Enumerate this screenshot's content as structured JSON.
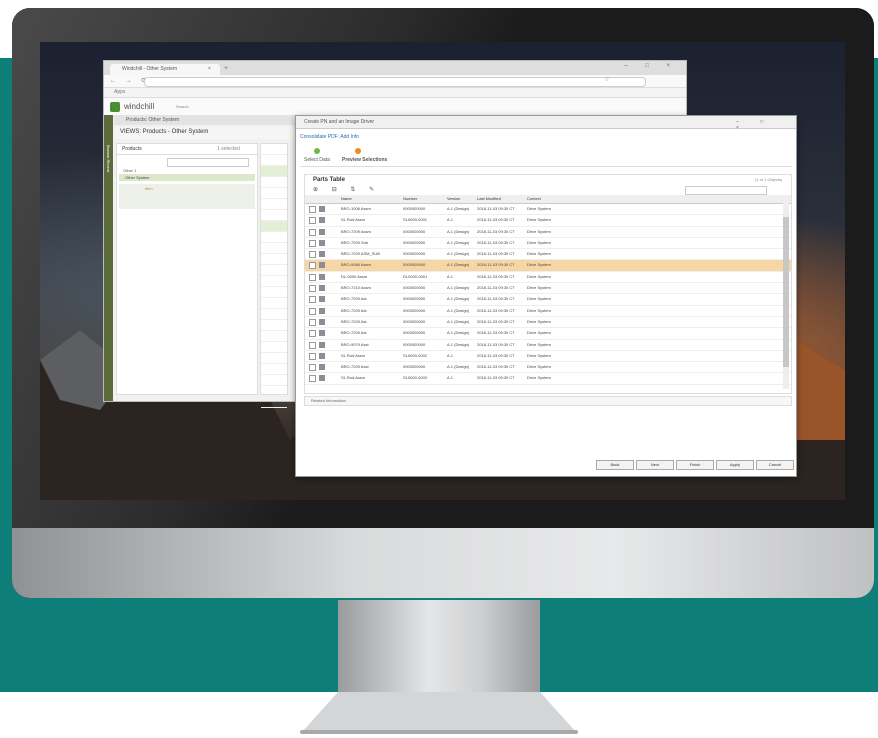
{
  "browser": {
    "tab_title": "Windchill - Other System",
    "tab_close": "×",
    "new_tab": "+",
    "window_controls": "– □ ×",
    "nav_icons": "← → ⟳",
    "bookmarks_label": "Apps"
  },
  "windchill": {
    "app_name": "windchill",
    "search_hint": "Search",
    "left_rail_label": "Browse Recent",
    "breadcrumb_bar": "Products: Other System",
    "context_title": "VIEWS: Products - Other System",
    "tree_header": "Products",
    "tree_header_right": "1 selected",
    "tree_root": "Other 1",
    "tree_selected": "Other System",
    "tree_child": "item"
  },
  "dialog": {
    "title": "Create PN and an Image Driver",
    "breadcrumb": "Consolidate PDF: Add Info",
    "steps": [
      "Select Data",
      "Preview Selections"
    ],
    "panel_title": "Parts Table",
    "panel_link": "(1 of 1 Objects)",
    "tool_icons": "⊕ ⊟ ⇅ ✎",
    "columns": [
      "Name",
      "Number",
      "Version",
      "Last Modified",
      "Context"
    ],
    "rows": [
      {
        "name": "BRO-1008 Assm",
        "number": "0000000000",
        "version": "A.1 (Design)",
        "modified": "2018-11-03 09:30 CT",
        "context": "Drive System"
      },
      {
        "name": "SL Rod Assm",
        "number": "SL0000-0001",
        "version": "A.1",
        "modified": "2018-11-03 09:30 CT",
        "context": "Drive System"
      },
      {
        "name": "BRO-7209 Assm",
        "number": "0000000000",
        "version": "A.1 (Design)",
        "modified": "2018-11-03 09:30 CT",
        "context": "Drive System"
      },
      {
        "name": "BRO-7209 Sub",
        "number": "0000000000",
        "version": "A.1 (Design)",
        "modified": "2018-11-03 09:30 CT",
        "context": "Drive System"
      },
      {
        "name": "BRO-7209 ASM_SUB",
        "number": "0000000000",
        "version": "A.1 (Design)",
        "modified": "2018-11-03 09:30 CT",
        "context": "Drive System"
      },
      {
        "name": "BRO-9066 Assm",
        "number": "0000000000",
        "version": "A.1 (Design)",
        "modified": "2018-11-03 09:30 CT",
        "context": "Drive System"
      },
      {
        "name": "DL-0090 Assm",
        "number": "DL0000-0001",
        "version": "A.1",
        "modified": "2018-11-03 09:30 CT",
        "context": "Drive System"
      },
      {
        "name": "BRO-7210 Assm",
        "number": "0000000000",
        "version": "A.1 (Design)",
        "modified": "2018-11-03 09:30 CT",
        "context": "Drive System"
      },
      {
        "name": "BRO-7209 Ast",
        "number": "0000000000",
        "version": "A.1 (Design)",
        "modified": "2018-11-03 09:30 CT",
        "context": "Drive System"
      },
      {
        "name": "BRO-7209 Ast",
        "number": "0000000000",
        "version": "A.1 (Design)",
        "modified": "2018-11-03 09:30 CT",
        "context": "Drive System"
      },
      {
        "name": "BRO-7209 Ast",
        "number": "0000000000",
        "version": "A.1 (Design)",
        "modified": "2018-11-03 09:30 CT",
        "context": "Drive System"
      },
      {
        "name": "BRO-7209 Ast",
        "number": "0000000000",
        "version": "A.1 (Design)",
        "modified": "2018-11-03 09:30 CT",
        "context": "Drive System"
      },
      {
        "name": "BRO-9079 Asst",
        "number": "0000000000",
        "version": "A.1 (Design)",
        "modified": "2018-11-03 09:30 CT",
        "context": "Drive System"
      },
      {
        "name": "SL Rod Assm",
        "number": "SL0000-0002",
        "version": "A.1",
        "modified": "2018-11-03 09:30 CT",
        "context": "Drive System"
      },
      {
        "name": "BRO-7209 Asst",
        "number": "0000000000",
        "version": "A.1 (Design)",
        "modified": "2018-11-03 09:30 CT",
        "context": "Drive System"
      },
      {
        "name": "SL Rod Assm",
        "number": "SL0000-0003",
        "version": "A.1",
        "modified": "2018-11-03 09:30 CT",
        "context": "Drive System"
      }
    ],
    "selected_row_index": 5,
    "secondary_panel": "Related Information",
    "buttons": [
      "Back",
      "Next",
      "Finish",
      "Apply",
      "Cancel"
    ]
  },
  "colors": {
    "teal": "#0e7f78",
    "row_highlight": "#f7d6a5",
    "step_done": "#6fba45",
    "step_current": "#f08a1c"
  }
}
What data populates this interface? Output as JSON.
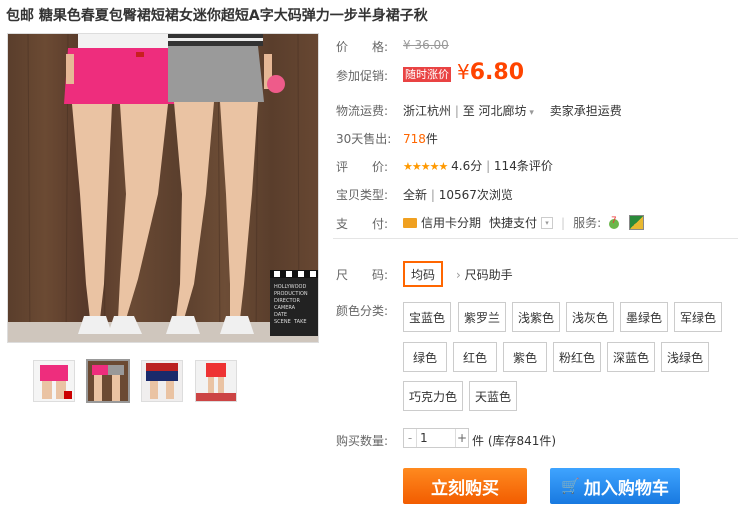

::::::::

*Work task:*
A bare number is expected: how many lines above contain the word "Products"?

*Answer to the exercise:*
3